Return all lines from the listing below that include the word "title".
>>>>
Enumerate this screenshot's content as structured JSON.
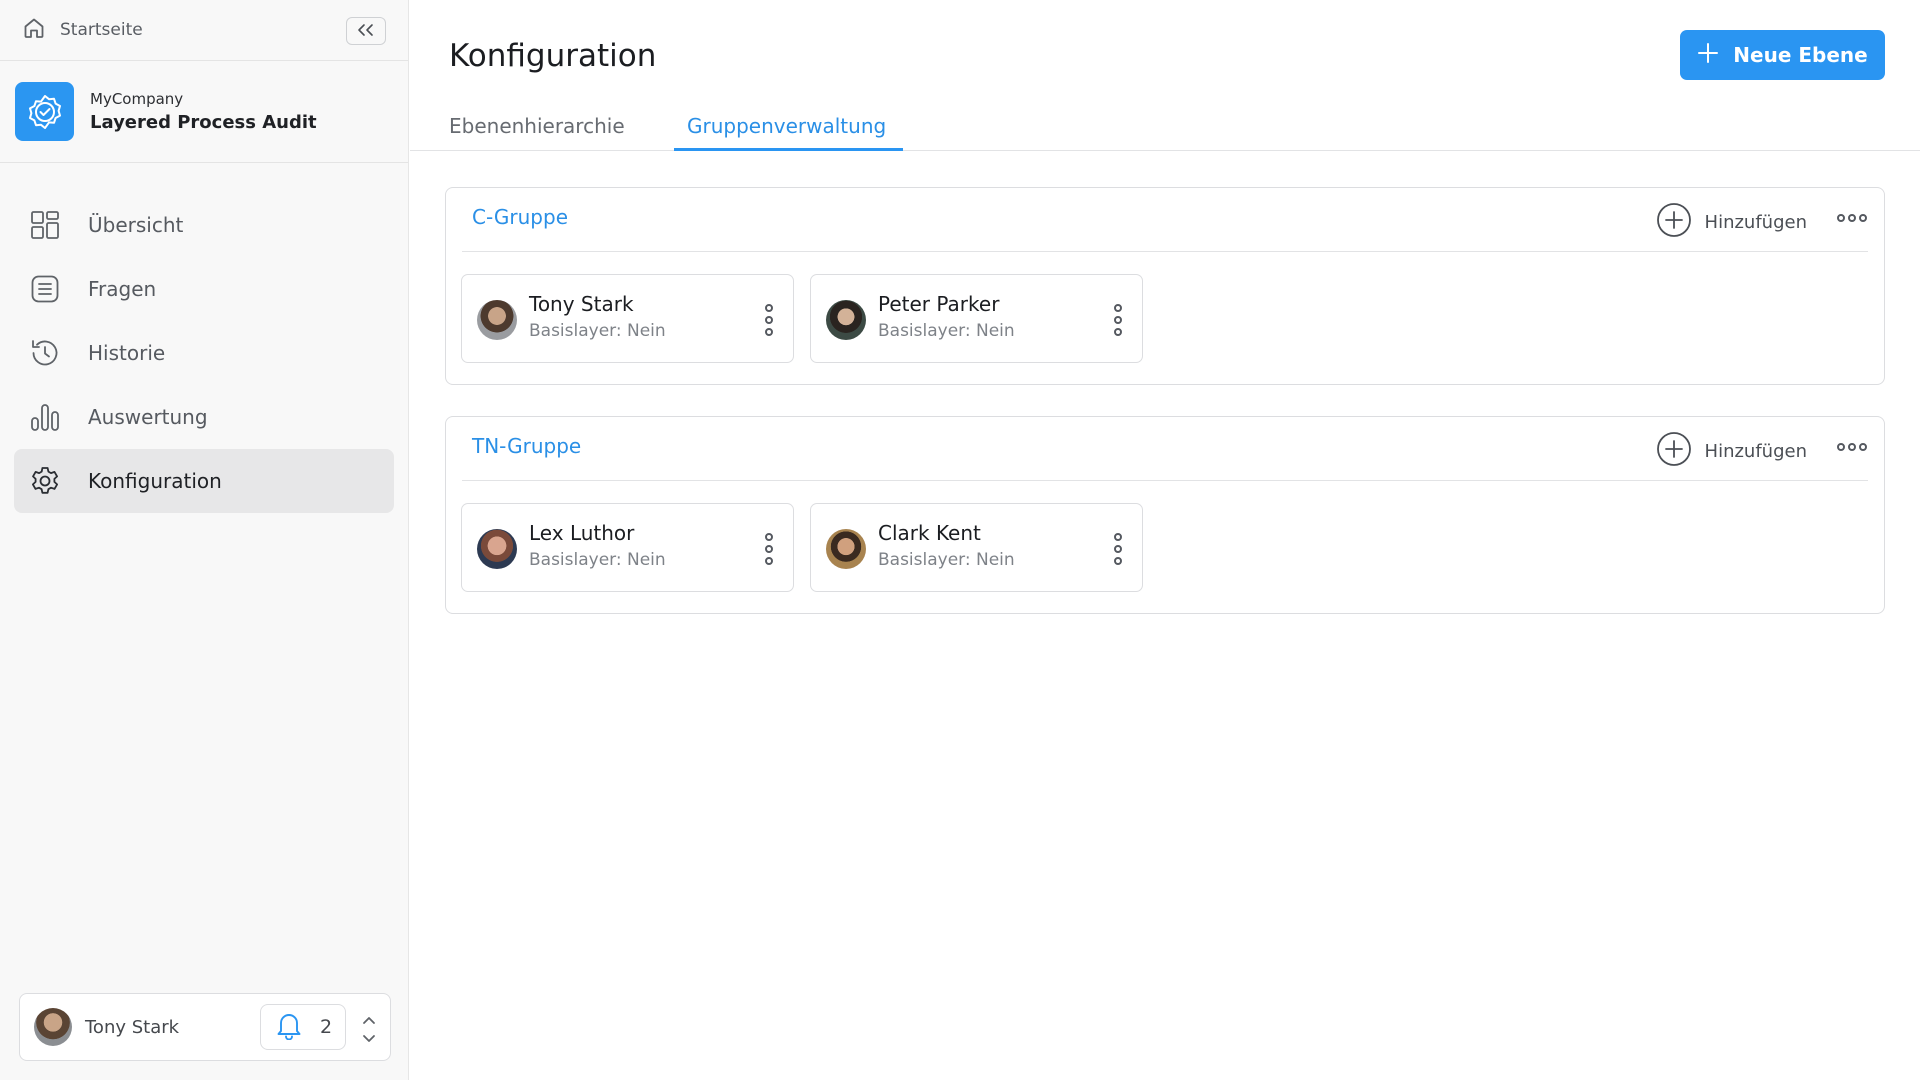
{
  "sidebar": {
    "home_label": "Startseite",
    "brand": {
      "company": "MyCompany",
      "product": "Layered Process Audit"
    },
    "items": [
      {
        "label": "Übersicht",
        "icon": "grid-icon"
      },
      {
        "label": "Fragen",
        "icon": "list-icon"
      },
      {
        "label": "Historie",
        "icon": "history-icon"
      },
      {
        "label": "Auswertung",
        "icon": "bar-chart-icon"
      },
      {
        "label": "Konfiguration",
        "icon": "gear-icon",
        "active": true
      }
    ],
    "user": {
      "name": "Tony Stark",
      "notifications": "2"
    }
  },
  "header": {
    "title": "Konfiguration",
    "primary_button": "Neue Ebene",
    "tabs": [
      {
        "label": "Ebenenhierarchie",
        "active": false
      },
      {
        "label": "Gruppenverwaltung",
        "active": true
      }
    ]
  },
  "groups": [
    {
      "title": "C-Gruppe",
      "add_label": "Hinzufügen",
      "members": [
        {
          "name": "Tony Stark",
          "sub": "Basislayer: Nein"
        },
        {
          "name": "Peter Parker",
          "sub": "Basislayer: Nein"
        }
      ]
    },
    {
      "title": "TN-Gruppe",
      "add_label": "Hinzufügen",
      "members": [
        {
          "name": "Lex Luthor",
          "sub": "Basislayer: Nein"
        },
        {
          "name": "Clark Kent",
          "sub": "Basislayer: Nein"
        }
      ]
    }
  ],
  "colors": {
    "accent": "#2a95f2",
    "accent_text": "#2a8fe6",
    "sidebar_bg": "#f8f8f8",
    "active_nav_bg": "#e7e7e8"
  }
}
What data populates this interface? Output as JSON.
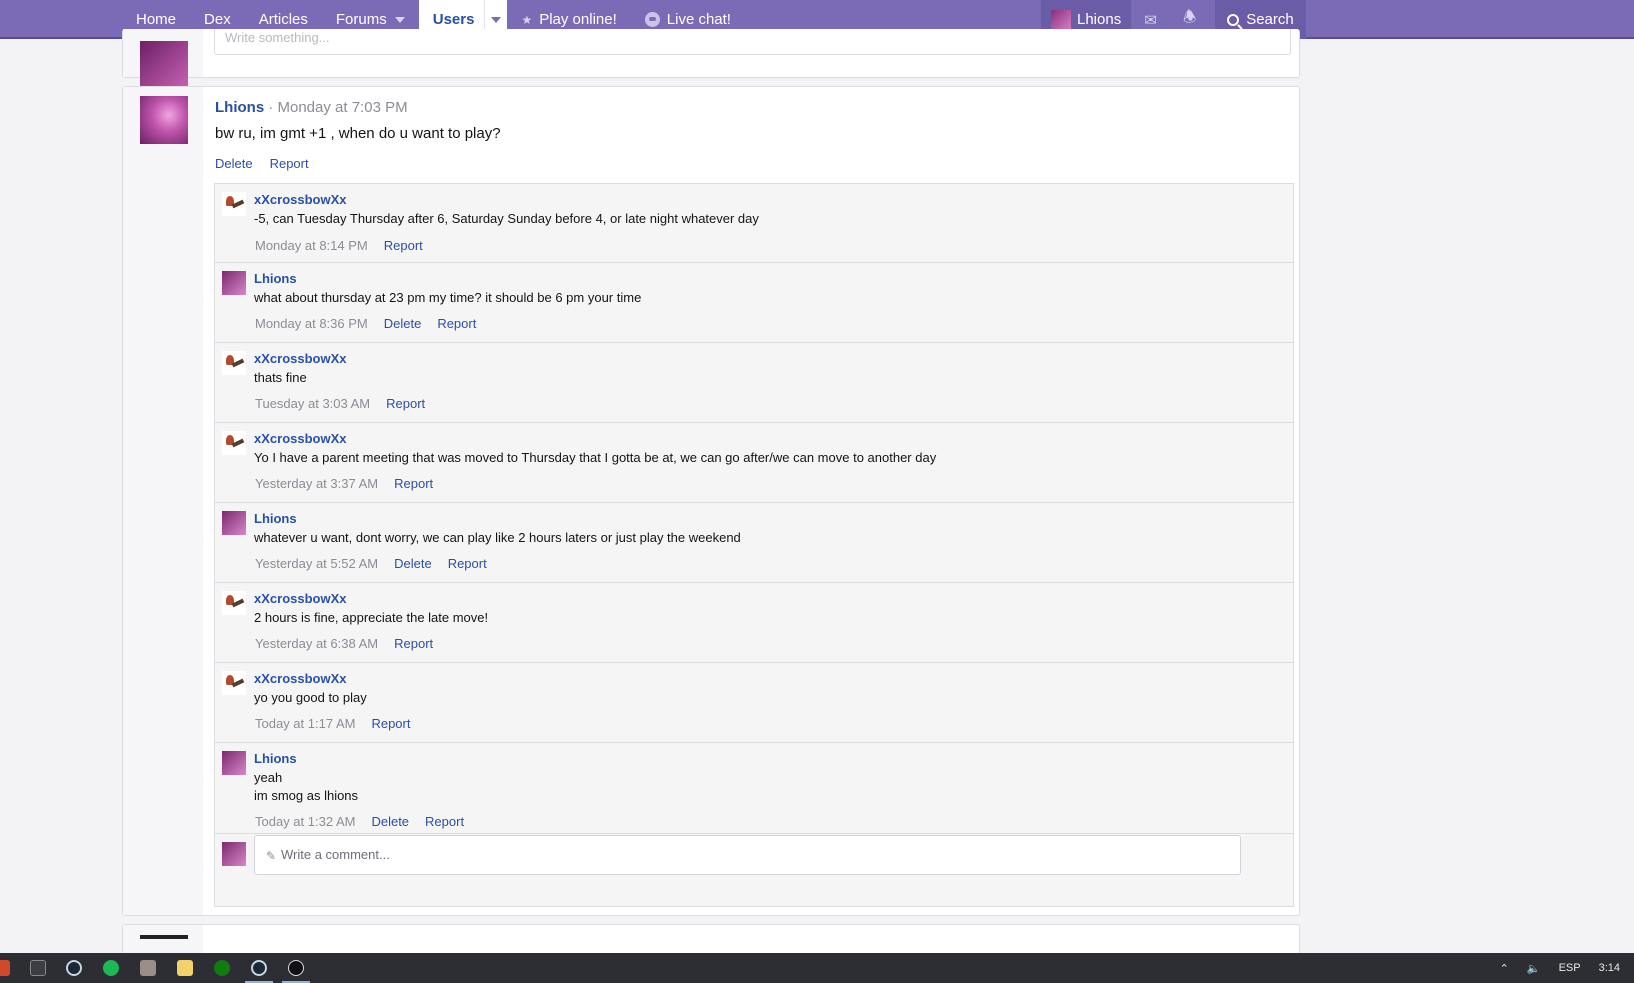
{
  "nav": {
    "items": [
      {
        "label": "Home"
      },
      {
        "label": "Dex"
      },
      {
        "label": "Articles"
      },
      {
        "label": "Forums"
      },
      {
        "label": "Users"
      },
      {
        "label": "Play online!"
      },
      {
        "label": "Live chat!"
      }
    ],
    "user": "Lhions",
    "search": "Search",
    "accent": "#7b6bb7"
  },
  "previous_comment_placeholder": "Write something...",
  "post": {
    "author": "Lhions",
    "time": "· Monday at 7:03 PM",
    "text": "bw ru, im gmt +1 , when do u want to play?",
    "actions": [
      "Delete",
      "Report"
    ]
  },
  "comments": [
    {
      "author": "xXcrossbowXx",
      "lines": [
        "-5, can Tuesday Thursday after 6, Saturday Sunday before 4, or late night whatever day"
      ],
      "time": "Monday at 8:14 PM",
      "actions": [
        "Report"
      ]
    },
    {
      "author": "Lhions",
      "lines": [
        "what about thursday at 23 pm my time? it should be 6 pm your time"
      ],
      "time": "Monday at 8:36 PM",
      "actions": [
        "Delete",
        "Report"
      ]
    },
    {
      "author": "xXcrossbowXx",
      "lines": [
        "thats fine"
      ],
      "time": "Tuesday at 3:03 AM",
      "actions": [
        "Report"
      ]
    },
    {
      "author": "xXcrossbowXx",
      "lines": [
        "Yo I have a parent meeting that was moved to Thursday that I gotta be at, we can go after/we can move to another day"
      ],
      "time": "Yesterday at 3:37 AM",
      "actions": [
        "Report"
      ]
    },
    {
      "author": "Lhions",
      "lines": [
        "whatever u want, dont worry, we can play like 2 hours laters or just play the weekend"
      ],
      "time": "Yesterday at 5:52 AM",
      "actions": [
        "Delete",
        "Report"
      ]
    },
    {
      "author": "xXcrossbowXx",
      "lines": [
        "2 hours is fine, appreciate the late move!"
      ],
      "time": "Yesterday at 6:38 AM",
      "actions": [
        "Report"
      ]
    },
    {
      "author": "xXcrossbowXx",
      "lines": [
        "yo you good to play"
      ],
      "time": "Today at 1:17 AM",
      "actions": [
        "Report"
      ]
    },
    {
      "author": "Lhions",
      "lines": [
        "yeah",
        "im smog as lhions"
      ],
      "time": "Today at 1:32 AM",
      "actions": [
        "Delete",
        "Report"
      ]
    }
  ],
  "write_comment_placeholder": "Write a comment...",
  "taskbar": {
    "language": "ESP",
    "clock": "3:14"
  }
}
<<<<
PROBLEM SOLUTION>
    "title": "Konfiguration",
      "title": "C-Gruppe",
      "title": "TN-Gruppe",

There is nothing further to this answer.